• _Action item_: Exactly as written, repeat all of the records below.

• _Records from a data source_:
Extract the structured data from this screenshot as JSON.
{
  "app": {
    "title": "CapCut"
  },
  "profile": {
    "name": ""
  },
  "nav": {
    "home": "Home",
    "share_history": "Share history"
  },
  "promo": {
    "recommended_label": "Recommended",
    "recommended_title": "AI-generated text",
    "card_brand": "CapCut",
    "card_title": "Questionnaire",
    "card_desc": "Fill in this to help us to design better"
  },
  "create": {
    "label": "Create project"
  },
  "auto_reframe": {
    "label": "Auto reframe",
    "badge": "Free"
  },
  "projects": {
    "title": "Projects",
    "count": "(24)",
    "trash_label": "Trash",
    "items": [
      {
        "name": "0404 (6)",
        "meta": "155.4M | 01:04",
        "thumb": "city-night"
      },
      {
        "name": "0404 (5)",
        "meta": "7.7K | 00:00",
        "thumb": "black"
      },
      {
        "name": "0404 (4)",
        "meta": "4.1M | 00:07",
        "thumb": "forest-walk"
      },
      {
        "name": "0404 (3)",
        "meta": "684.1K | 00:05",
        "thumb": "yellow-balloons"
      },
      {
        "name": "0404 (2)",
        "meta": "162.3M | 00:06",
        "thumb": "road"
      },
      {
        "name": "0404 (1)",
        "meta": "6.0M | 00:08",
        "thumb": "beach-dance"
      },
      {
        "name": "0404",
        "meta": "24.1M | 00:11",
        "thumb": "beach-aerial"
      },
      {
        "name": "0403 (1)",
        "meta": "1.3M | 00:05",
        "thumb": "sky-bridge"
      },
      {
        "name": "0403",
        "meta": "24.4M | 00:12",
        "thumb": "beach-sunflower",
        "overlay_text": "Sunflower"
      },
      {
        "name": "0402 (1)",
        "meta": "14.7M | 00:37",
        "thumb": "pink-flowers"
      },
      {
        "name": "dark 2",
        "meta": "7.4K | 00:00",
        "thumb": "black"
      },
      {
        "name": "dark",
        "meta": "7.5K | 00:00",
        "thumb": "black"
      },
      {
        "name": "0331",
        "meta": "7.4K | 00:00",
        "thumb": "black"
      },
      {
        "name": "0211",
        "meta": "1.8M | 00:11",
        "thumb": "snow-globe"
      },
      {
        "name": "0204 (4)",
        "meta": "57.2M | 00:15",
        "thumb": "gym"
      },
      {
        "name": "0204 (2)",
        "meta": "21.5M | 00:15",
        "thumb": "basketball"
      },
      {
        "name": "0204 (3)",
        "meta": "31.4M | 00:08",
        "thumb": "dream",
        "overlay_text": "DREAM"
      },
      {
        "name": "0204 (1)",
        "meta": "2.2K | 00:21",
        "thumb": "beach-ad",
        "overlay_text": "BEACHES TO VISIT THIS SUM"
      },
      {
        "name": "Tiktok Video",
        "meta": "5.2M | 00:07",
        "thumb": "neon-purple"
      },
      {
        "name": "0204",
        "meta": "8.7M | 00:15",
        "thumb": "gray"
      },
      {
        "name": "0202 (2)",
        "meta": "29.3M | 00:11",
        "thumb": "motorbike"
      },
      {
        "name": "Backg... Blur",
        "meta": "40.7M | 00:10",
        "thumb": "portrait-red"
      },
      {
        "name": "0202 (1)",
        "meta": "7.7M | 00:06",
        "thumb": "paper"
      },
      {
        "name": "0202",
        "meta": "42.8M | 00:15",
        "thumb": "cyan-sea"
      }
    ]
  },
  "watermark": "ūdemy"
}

• _Solution to this exercise_:
Extract the structured data from this screenshot as JSON.
{
  "app": {
    "title": "CapCut"
  },
  "profile": {
    "name": ""
  },
  "nav": {
    "home": "Home",
    "share_history": "Share history"
  },
  "promo": {
    "recommended_label": "Recommended",
    "recommended_title": "AI-generated text",
    "card_brand": "CapCut",
    "card_title": "Questionnaire",
    "card_desc": "Fill in this to help us to design better"
  },
  "create": {
    "label": "Create project"
  },
  "auto_reframe": {
    "label": "Auto reframe",
    "badge": "Free"
  },
  "projects": {
    "title": "Projects",
    "count": "(24)",
    "trash_label": "Trash",
    "items": [
      {
        "name": "0404 (6)",
        "meta": "155.4M | 01:04",
        "thumb": "city-night"
      },
      {
        "name": "0404 (5)",
        "meta": "7.7K | 00:00",
        "thumb": "black"
      },
      {
        "name": "0404 (4)",
        "meta": "4.1M | 00:07",
        "thumb": "forest-walk"
      },
      {
        "name": "0404 (3)",
        "meta": "684.1K | 00:05",
        "thumb": "yellow-balloons"
      },
      {
        "name": "0404 (2)",
        "meta": "162.3M | 00:06",
        "thumb": "road"
      },
      {
        "name": "0404 (1)",
        "meta": "6.0M | 00:08",
        "thumb": "beach-dance"
      },
      {
        "name": "0404",
        "meta": "24.1M | 00:11",
        "thumb": "beach-aerial"
      },
      {
        "name": "0403 (1)",
        "meta": "1.3M | 00:05",
        "thumb": "sky-bridge"
      },
      {
        "name": "0403",
        "meta": "24.4M | 00:12",
        "thumb": "beach-sunflower",
        "overlay_text": "Sunflower"
      },
      {
        "name": "0402 (1)",
        "meta": "14.7M | 00:37",
        "thumb": "pink-flowers"
      },
      {
        "name": "dark 2",
        "meta": "7.4K | 00:00",
        "thumb": "black"
      },
      {
        "name": "dark",
        "meta": "7.5K | 00:00",
        "thumb": "black"
      },
      {
        "name": "0331",
        "meta": "7.4K | 00:00",
        "thumb": "black"
      },
      {
        "name": "0211",
        "meta": "1.8M | 00:11",
        "thumb": "snow-globe"
      },
      {
        "name": "0204 (4)",
        "meta": "57.2M | 00:15",
        "thumb": "gym"
      },
      {
        "name": "0204 (2)",
        "meta": "21.5M | 00:15",
        "thumb": "basketball"
      },
      {
        "name": "0204 (3)",
        "meta": "31.4M | 00:08",
        "thumb": "dream",
        "overlay_text": "DREAM"
      },
      {
        "name": "0204 (1)",
        "meta": "2.2K | 00:21",
        "thumb": "beach-ad",
        "overlay_text": "BEACHES TO VISIT THIS SUM"
      },
      {
        "name": "Tiktok Video",
        "meta": "5.2M | 00:07",
        "thumb": "neon-purple"
      },
      {
        "name": "0204",
        "meta": "8.7M | 00:15",
        "thumb": "gray"
      },
      {
        "name": "0202 (2)",
        "meta": "29.3M | 00:11",
        "thumb": "motorbike"
      },
      {
        "name": "Backg... Blur",
        "meta": "40.7M | 00:10",
        "thumb": "portrait-red"
      },
      {
        "name": "0202 (1)",
        "meta": "7.7M | 00:06",
        "thumb": "paper"
      },
      {
        "name": "0202",
        "meta": "42.8M | 00:15",
        "thumb": "cyan-sea"
      }
    ]
  },
  "watermark": "ūdemy"
}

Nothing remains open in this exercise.